When you think of a pig, you probably imagine a happy-go-lucky little animal rolling around in a giant mud puddle. Perhaps with this in mind, you create a mental picture of what a “pig farm” would look like – a joyful place where animals are allowed to root through the mud and run through fields until the inevitable day they become incredibly fat and are woefully sent to slaughter.
In reality, a pig farm bears no resemblance to this imagined farm. In a standard factory farm, where the vast majority of pigs raised for food in the U.S. reside, thousands upon thousands of animals are cramped in filthy conditions where they spend their live in pain and fear. Mother pigs are confined to crates so small that it is unlikely they will ever get to see their own tails in their lifetimes. Pigs are among the most intelligent animals in the world, able to learn tricks, respond to their names and solve puzzles … yet, in the world of animal agriculture, they are only valued for their market worth.
While this might be the way that the majority of the world views pigs … there are many highly compassionate people who dare to think differently about pigs. Edgar’s Mission Farm Sanctuary is filled with kind humans who think of animals as being equal in intelligence and worth to people. Every animal who comes to live at this wonderful safe haven is regarded as a someone, not a something, and afforded a name and the right to live happily on their own terms.
A Bold Escape for a Small Piglet
Winifred P. Piglet was clearly not satisfied with the life on a pig farm that her fate delineated. After escaping from her original home, Winifred was discovered wandering through a suburb of Melbourne, Australia. Seeing as the streets are no place for a young piglet, she was apprehended by local animal control and brought to the Lost Dogs Home. From the name alone, you can probably tell this is no place for a piggy either. However, as there was nowhere else for her to go, she was treated like any stray dog who would enter the shelter and sadly slotted on the euthanasia list. Kyle Behrend of Edgar’s Mission tells One Green Planet that animals can spend between eight to 14 days on this list before they are “put down.”
Thankfully, the shelter called over to Edgar’s Mission just in time to save little Winifred piglet from this sad fate and she was taken to the sanctuary to start the new life she so courageously ran away from home to find.
Winifred’s New Life
When Winifred arrived at her new farm sanctuary home, it seemed she recognized that her life had taken a turn for the better. She was a bit timid at first, but that initial trepidation was almost immediately replaced with her new found gusto for life.
Behrend explains, “Since arriving at the sanctuary the timid little piglet wasted no time in weaving everyone around her tiny trotter, including Ruby Dog.”

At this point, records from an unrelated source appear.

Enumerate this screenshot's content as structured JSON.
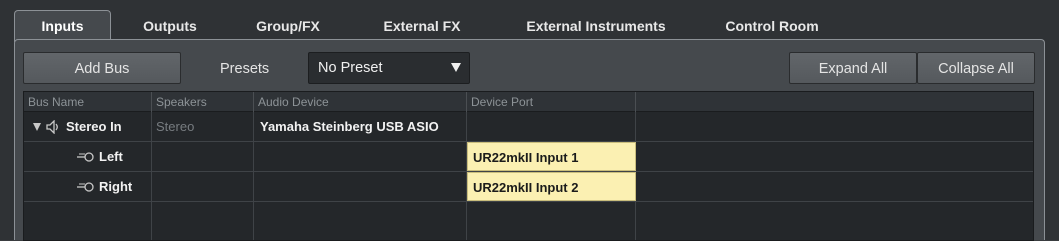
{
  "tabs": [
    {
      "label": "Inputs",
      "active": true
    },
    {
      "label": "Outputs",
      "active": false
    },
    {
      "label": "Group/FX",
      "active": false
    },
    {
      "label": "External FX",
      "active": false
    },
    {
      "label": "External Instruments",
      "active": false
    },
    {
      "label": "Control Room",
      "active": false
    }
  ],
  "toolbar": {
    "add_bus_label": "Add Bus",
    "presets_label": "Presets",
    "preset_value": "No Preset",
    "expand_all_label": "Expand All",
    "collapse_all_label": "Collapse All"
  },
  "table": {
    "columns": [
      "Bus Name",
      "Speakers",
      "Audio Device",
      "Device Port"
    ],
    "rows": [
      {
        "name": "Stereo In",
        "speakers": "Stereo",
        "audio_device": "Yamaha Steinberg USB ASIO",
        "device_port": "",
        "expanded": true,
        "icon": "speaker-icon"
      },
      {
        "name": "Left",
        "speakers": "",
        "audio_device": "",
        "device_port": "UR22mkII Input 1",
        "icon": "mono-channel-icon"
      },
      {
        "name": "Right",
        "speakers": "",
        "audio_device": "",
        "device_port": "UR22mkII Input 2",
        "icon": "mono-channel-icon"
      }
    ]
  },
  "colors": {
    "panel": "#45494d",
    "table_bg": "#24272a",
    "port_highlight": "#fbf0b2"
  }
}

She had spent a period of time in a dog shelter and perhaps she still smelled a little like a dog when she came to Edgar’s, sparking Ruby Dog’s fascination and wonder with this strange looking puppy!
“Ruby is just so fascinated with Winnie,” said sanctuary Director, Pam Ahern. “She spends much of her day just sitting outside Winnie’s yard, and when we move Winnie to her night time stable Ruby bounces along next to us.”
But given the adorable little face and tenacious personality that makes up Winifred P. Piglet, we can’t really blame Ruby for wanting to spend as much time as possible with this little piglet.
As she adjusts to life at Edgar’s, Winifred is learning to enjoy the finer things in life. While Behrend posits that all food is Winnie’s favorite, strawberries and apples have become her most sought after snacks.
When she is not rooting for extra snacks or hanging out with Ruby Dog, Winifred can be found playing, pretty much with any object that crosses her path. Life is what you make it after all, so why not make even the mundane tasks seem fun? Just check out this instructional video from Winnie on how to have an amazing time playing with an empty bag.
How You Can Help Other Pigs Like Winnie
When you get to see this little piglet in action, it certainly changes the way that you think about farmed animals. Winifred is more than just one pig who is the same as thousands of others, she is an individual and deserves to be treated as such. Although she possess many of the same traits as your dog, such as loyalty and the ability to love and have fun, most people see her as a commodity. Little Winifred might be small, but she is a purveyor of a very important message: farm animals are living, feeling creatures too.
Edgar’s Mission’s motto is, “If we could live happy and healthy without harming others, why wouldn’t we?” Share this post and ask others this question.
All image source: Edgar’s Mission Farm Sanctuary